The TVA's first major project was to construct a hydroelectric dam on the Clinch River with the dual purpose of controlling the flooding and generating electricity to modernize the Valley. To honor the efforts of Senator Norris, the dam was named Norris Dam, and an entire city was constructed to house the workers who built it and named Norris, Tennessee.

The City of Norris

The TVA planned, designed, and constructed the city of Norris to be a cooperative, cutting edge, and sustainable community for the workers building the dam. The city pioneered greenbelt design principles, and was built on the ideals of stewardship and innovation for the betterment of society.

The Norris Houses were the first all-electric homes constructed. They were also built with locally sourced stone and lumber, and the entire community was connected by walking paths. The city of Norris was an icon of the New Deal experiment.

The New Norris House

[caption id="attachment_278" align="alignright" width="168"]The completed New Norris House on a snowy Tennessee day. The New Norris House[/caption]
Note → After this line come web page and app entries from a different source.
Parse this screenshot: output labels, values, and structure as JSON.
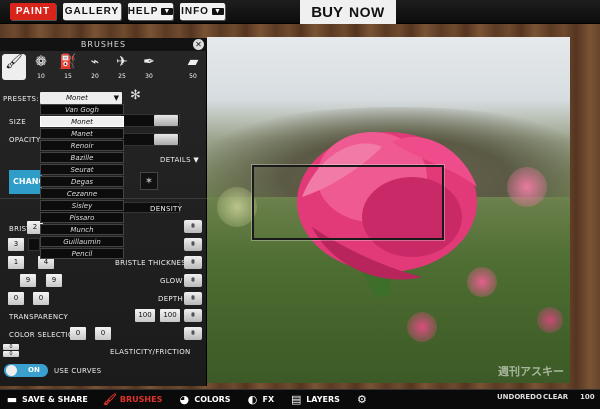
{
  "topbar": {
    "paint": "PAINT",
    "gallery": "GALLERY",
    "help": "HELP",
    "info": "INFO",
    "caret": "▼",
    "buy": "BUY",
    "now": "NOW"
  },
  "panel": {
    "title": "BRUSHES",
    "close": "✕",
    "tools": [
      {
        "icon": "brush-icon",
        "glyph": "🖌",
        "num": ""
      },
      {
        "icon": "sponge-icon",
        "glyph": "❁",
        "num": "10"
      },
      {
        "icon": "bucket-icon",
        "glyph": "⛽",
        "num": "15"
      },
      {
        "icon": "spray-icon",
        "glyph": "⌁",
        "num": "20"
      },
      {
        "icon": "airbrush-icon",
        "glyph": "✈",
        "num": "25"
      },
      {
        "icon": "pen-icon",
        "glyph": "✒",
        "num": "30"
      },
      {
        "icon": "eraser-icon",
        "glyph": "▰",
        "num": "50"
      }
    ],
    "presets_label": "PRESETS:",
    "preset_selected": "Monet",
    "presets": [
      "Van Gogh",
      "Monet",
      "Manet",
      "Renoir",
      "Bazille",
      "Seurat",
      "Degas",
      "Cezanne",
      "Sisley",
      "Pissaro",
      "Munch",
      "Guillaumin",
      "Pencil"
    ],
    "size_label": "SIZE",
    "opacity_label": "OPACITY",
    "details": "DETAILS",
    "change": "CHANGE",
    "density": "DENSITY",
    "bristle_short": "BRIST",
    "bristle_thickness": "BRISTLE THICKNESS",
    "glow": "GLOW",
    "depth": "DEPTH",
    "transparency": "TRANSPARENCY",
    "color_selection": "COLOR SELECTION",
    "elasticity": "ELASTICITY/FRICTION",
    "toggle_state": "ON",
    "use_curves": "USE CURVES",
    "values": {
      "brist": "2",
      "v3": "3",
      "b1": "1",
      "b4": "4",
      "g9a": "9",
      "g9b": "9",
      "d0a": "0",
      "d0b": "0",
      "t100a": "100",
      "t100b": "100",
      "c0a": "0",
      "c0b": "0",
      "e0a": "0",
      "e0b": "0"
    },
    "wave": "⩩"
  },
  "bottombar": {
    "save_share": "SAVE & SHARE",
    "brushes": "BRUSHES",
    "colors": "COLORS",
    "fx": "FX",
    "layers": "LAYERS",
    "undo": "UNDO",
    "redo": "REDO",
    "clear": "CLEAR",
    "zoom": "100"
  },
  "watermark": "週刊アスキー",
  "colors": {
    "accent_red": "#d8241b",
    "accent_blue": "#2e9ec9",
    "rose": "#e23a78"
  }
}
In 2010, under the auspices of the US EPA’s People, Prosperity, and Planet student competition, a multi-disciplinary group led by The College of Architecture and Design at The University of Tennessee decided to see what would happen if the Norris experiment were revisited, and the tenants of stewardship, innovation, and sustainability were re-applied to housing design today.

The result of this bold sustainable design experiment is the New Norris House. Sitting on the lot of an original Norris home, the house and its engineered ecosystem reduce energy consumption, carbon emission, and water use to a fraction of that of the average modern home.

In addition to being a masterpiece of compact design, the house features reclaimed building materials, a rain water collection system, and high-efficiency mechanical systems. The house has received the LEED Platinum Certification--the U.S. Green Building Council's highest level of sustainable achievement.

The New Norris House is a stunning example of how true green practice must go far beyond just doing our recycling. The building materials we use, the way we design our structures and their surrounding environments, and even the way we think about our interaction with the spaces we live in are all opportunities to make (or reduce) an impact.